Hartmann Singleton is selling a two bedroom apartment within a five-unit chalet there for CHF1.7 (£1.1m) million, or you could look to a quaint village 10 minutes outside the town, Zweisimmen, where Chesterton Humberts have a five-bedroom resale chalet for CHF1.5 million (£977,000). ‘It comes with a foreigner’s permit, and this area is popular as a summer getaway,’ says Andrew Hawkins of Chesterton Humberts, adding that it is also on the scenic Bernese Oberland train route.
Also on a famous Swiss train ride-the Glacier Express-is the little-known Andermatt over in German-speaking Switzerland, 90 minutes from Zurich. The once fashionable ski village, visited by Queen Victoria, fell into decline, but now an adjacent piece of Swiss army land is being transformed into a new resort by Orascom Development, due for completion in 2013. The carbon-free resort will have six hotels, including the flagship Chedi Andermatt, a new golf course and sports centre as well as 20-30 villas and 490 apartments starting from CHF15,500 (£10,000) per square metre.
‘The apartments are being designed by 15 different architects to mimic the eclectic appearance of a real town, and a new ski lift will make them ski-in, ski-out,’ explains Gérard Jenni, the MD. ‘We don’t want to compete with St Moritz or Zermatt, but offer an alternative, by providing services from just one point of contact, and Orascom has a proven track record [in the Far East] for building year-round towns.’ Find out more at www.andermatt-swissalps.ch.

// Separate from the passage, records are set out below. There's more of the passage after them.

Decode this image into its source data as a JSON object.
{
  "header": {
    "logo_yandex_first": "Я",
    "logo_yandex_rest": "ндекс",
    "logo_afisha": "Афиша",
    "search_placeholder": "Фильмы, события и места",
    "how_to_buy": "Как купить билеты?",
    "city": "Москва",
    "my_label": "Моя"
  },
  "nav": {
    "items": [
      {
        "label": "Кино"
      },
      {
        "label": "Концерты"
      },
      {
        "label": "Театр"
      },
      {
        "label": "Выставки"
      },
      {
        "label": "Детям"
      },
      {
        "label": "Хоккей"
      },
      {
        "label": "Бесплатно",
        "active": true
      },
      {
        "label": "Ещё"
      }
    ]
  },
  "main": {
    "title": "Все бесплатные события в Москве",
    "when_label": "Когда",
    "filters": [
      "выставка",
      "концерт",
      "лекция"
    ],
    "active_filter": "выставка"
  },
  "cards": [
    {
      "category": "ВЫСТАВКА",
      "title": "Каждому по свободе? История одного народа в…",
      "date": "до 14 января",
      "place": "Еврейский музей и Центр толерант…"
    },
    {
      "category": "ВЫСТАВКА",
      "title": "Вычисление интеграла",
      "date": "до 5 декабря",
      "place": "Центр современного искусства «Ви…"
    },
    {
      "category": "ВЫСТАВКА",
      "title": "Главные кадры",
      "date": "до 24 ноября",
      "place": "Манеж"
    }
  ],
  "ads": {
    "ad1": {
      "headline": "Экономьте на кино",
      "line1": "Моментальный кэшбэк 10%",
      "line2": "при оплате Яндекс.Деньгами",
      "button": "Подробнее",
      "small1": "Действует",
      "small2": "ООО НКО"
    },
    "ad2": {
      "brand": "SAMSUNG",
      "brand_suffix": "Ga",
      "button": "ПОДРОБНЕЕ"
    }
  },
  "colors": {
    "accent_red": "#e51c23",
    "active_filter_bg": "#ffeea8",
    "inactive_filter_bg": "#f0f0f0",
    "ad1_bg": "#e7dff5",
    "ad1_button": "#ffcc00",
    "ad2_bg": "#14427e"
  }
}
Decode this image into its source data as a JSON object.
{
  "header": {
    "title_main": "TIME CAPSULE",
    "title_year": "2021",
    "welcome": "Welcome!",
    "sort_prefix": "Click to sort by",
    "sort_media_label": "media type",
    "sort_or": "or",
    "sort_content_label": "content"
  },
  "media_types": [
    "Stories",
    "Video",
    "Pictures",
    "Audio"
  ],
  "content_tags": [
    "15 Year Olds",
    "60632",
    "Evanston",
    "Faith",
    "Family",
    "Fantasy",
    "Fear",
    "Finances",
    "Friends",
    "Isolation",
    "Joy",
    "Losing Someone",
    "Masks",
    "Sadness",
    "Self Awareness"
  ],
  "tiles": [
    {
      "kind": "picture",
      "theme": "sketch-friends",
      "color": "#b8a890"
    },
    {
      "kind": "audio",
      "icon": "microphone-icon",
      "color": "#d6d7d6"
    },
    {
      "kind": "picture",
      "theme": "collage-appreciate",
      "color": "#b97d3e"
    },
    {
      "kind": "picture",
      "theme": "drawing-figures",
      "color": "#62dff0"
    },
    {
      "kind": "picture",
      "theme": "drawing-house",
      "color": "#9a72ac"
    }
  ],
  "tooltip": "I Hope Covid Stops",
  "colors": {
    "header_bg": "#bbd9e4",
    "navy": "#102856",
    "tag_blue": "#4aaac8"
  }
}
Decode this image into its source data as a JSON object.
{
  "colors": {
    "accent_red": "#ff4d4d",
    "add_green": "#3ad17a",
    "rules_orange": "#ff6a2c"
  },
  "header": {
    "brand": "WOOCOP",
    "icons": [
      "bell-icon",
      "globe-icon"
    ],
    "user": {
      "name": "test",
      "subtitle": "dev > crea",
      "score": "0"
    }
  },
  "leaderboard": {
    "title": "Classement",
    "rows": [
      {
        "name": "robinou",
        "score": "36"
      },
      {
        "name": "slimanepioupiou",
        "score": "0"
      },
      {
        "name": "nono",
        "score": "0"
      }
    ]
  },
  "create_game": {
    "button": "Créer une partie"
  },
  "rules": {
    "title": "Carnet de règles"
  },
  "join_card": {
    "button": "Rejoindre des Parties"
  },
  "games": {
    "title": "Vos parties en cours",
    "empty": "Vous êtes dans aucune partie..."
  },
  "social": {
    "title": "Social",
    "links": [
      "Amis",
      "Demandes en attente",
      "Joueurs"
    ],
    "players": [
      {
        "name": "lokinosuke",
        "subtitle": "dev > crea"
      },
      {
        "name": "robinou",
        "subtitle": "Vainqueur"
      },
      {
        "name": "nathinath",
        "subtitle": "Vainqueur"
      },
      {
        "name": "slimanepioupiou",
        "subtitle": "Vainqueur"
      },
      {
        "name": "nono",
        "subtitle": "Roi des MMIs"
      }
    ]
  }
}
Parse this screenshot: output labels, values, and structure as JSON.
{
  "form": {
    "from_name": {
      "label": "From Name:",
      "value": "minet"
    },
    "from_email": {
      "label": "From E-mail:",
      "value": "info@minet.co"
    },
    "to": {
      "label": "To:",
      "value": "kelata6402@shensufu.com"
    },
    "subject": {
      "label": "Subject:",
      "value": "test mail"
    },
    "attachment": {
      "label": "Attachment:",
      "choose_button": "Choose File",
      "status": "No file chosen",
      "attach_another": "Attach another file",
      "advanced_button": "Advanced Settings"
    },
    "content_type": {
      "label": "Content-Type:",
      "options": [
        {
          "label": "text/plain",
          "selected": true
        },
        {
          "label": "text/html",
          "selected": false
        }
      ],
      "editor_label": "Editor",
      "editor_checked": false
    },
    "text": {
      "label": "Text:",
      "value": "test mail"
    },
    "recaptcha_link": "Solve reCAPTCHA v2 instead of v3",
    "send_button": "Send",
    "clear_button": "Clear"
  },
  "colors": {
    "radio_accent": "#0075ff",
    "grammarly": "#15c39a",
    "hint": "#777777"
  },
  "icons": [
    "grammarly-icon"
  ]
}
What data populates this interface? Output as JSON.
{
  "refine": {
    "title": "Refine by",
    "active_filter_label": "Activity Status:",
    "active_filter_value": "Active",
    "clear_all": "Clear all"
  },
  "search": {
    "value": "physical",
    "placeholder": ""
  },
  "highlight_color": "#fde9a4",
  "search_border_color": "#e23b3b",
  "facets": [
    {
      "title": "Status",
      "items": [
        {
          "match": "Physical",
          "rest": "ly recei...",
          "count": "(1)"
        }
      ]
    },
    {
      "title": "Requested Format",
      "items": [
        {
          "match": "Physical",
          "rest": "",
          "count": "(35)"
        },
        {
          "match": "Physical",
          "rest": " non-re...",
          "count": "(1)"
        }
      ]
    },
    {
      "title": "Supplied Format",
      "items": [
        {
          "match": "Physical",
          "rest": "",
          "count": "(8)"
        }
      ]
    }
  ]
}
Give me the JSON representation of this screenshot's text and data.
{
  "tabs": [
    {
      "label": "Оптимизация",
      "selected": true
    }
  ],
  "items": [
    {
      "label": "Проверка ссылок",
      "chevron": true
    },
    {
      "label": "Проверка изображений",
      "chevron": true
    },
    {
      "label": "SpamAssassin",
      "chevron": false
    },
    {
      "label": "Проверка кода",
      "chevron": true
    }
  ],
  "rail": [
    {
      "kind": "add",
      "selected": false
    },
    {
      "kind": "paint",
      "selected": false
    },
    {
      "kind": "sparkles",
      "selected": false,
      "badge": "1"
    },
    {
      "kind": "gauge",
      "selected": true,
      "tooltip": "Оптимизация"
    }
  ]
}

Finally, an affordable opportunity is offered in another German-speaking Swiss resort, Engelberg, where 110 apartments in the new Titlis Resort, 75 minutes from Zurich, are offered for between CHF300,000 (£196,000) and CHF1.6 million (£1m). ‘These are very reasonable prices in a decent resort that ticks all the boxes, and there’s a very loose rental obligation for owners,’ says Simon Malster of Investors in Property (www.investorsinproperty.com).
NEED TO KNOW – Foreign-friendly cantons in Switzerland
When it comes to cantons (areas)-and then resorts within the same canton- there are more rules and idiosyncrasies than you could shake a ski pole at. Put simply, however, permits for foreigners to own are issued annually by the canton, and the main ones for overseas secondhome ownership are:
The hotspot of the Swiss Alps, it’s most popular with buyers and issues the most permits. Zermatt looks likely to remain a closed shop for foreigners-also Saas-Fee, currently-but there are available permits in the Verbier valley (Verbier, Nendaz, Veysonnaz and so on). There’s a limited number in Crans Montana
Traditionally much easier to access than the Valais, so in Villars you can buy relatively freely
(Bernese Oberland) Permits are available, but beware of quirky regulations unique to one resort. For example, in Wengen, foreigners can’t buy a detached chalet; in Grindelwald, they can’t buy one for less than CHF750,000
Graubünden Although St Moritz remains out of bounds to normal mortals, it is possible to get permits in nearby villages
NEED TO KNOW – Rules on residency in Switzerland
Compared with getting to grips with Swiss property permits, the North Face of the Eiger might seem like a walk in the park, but if you’re seeking a second home (full-time residency permits are a whole different ballgame), there are four routes:
* Buying a resale owned by a foreigner (the property comes with a permit)
* Choosing a new development that has an allocation of foreigner permits
* Purchasing in a ‘touristic development’, which will offer permits that come with a rental obligation to encourage ‘warm beds’
* By special dispensation-projects such as Andermatt with no restrictions
** This article features as part of COUNTRY LIFE INTERNATIONAL SPRING 2011, out with COUNTRY LIFE on March 2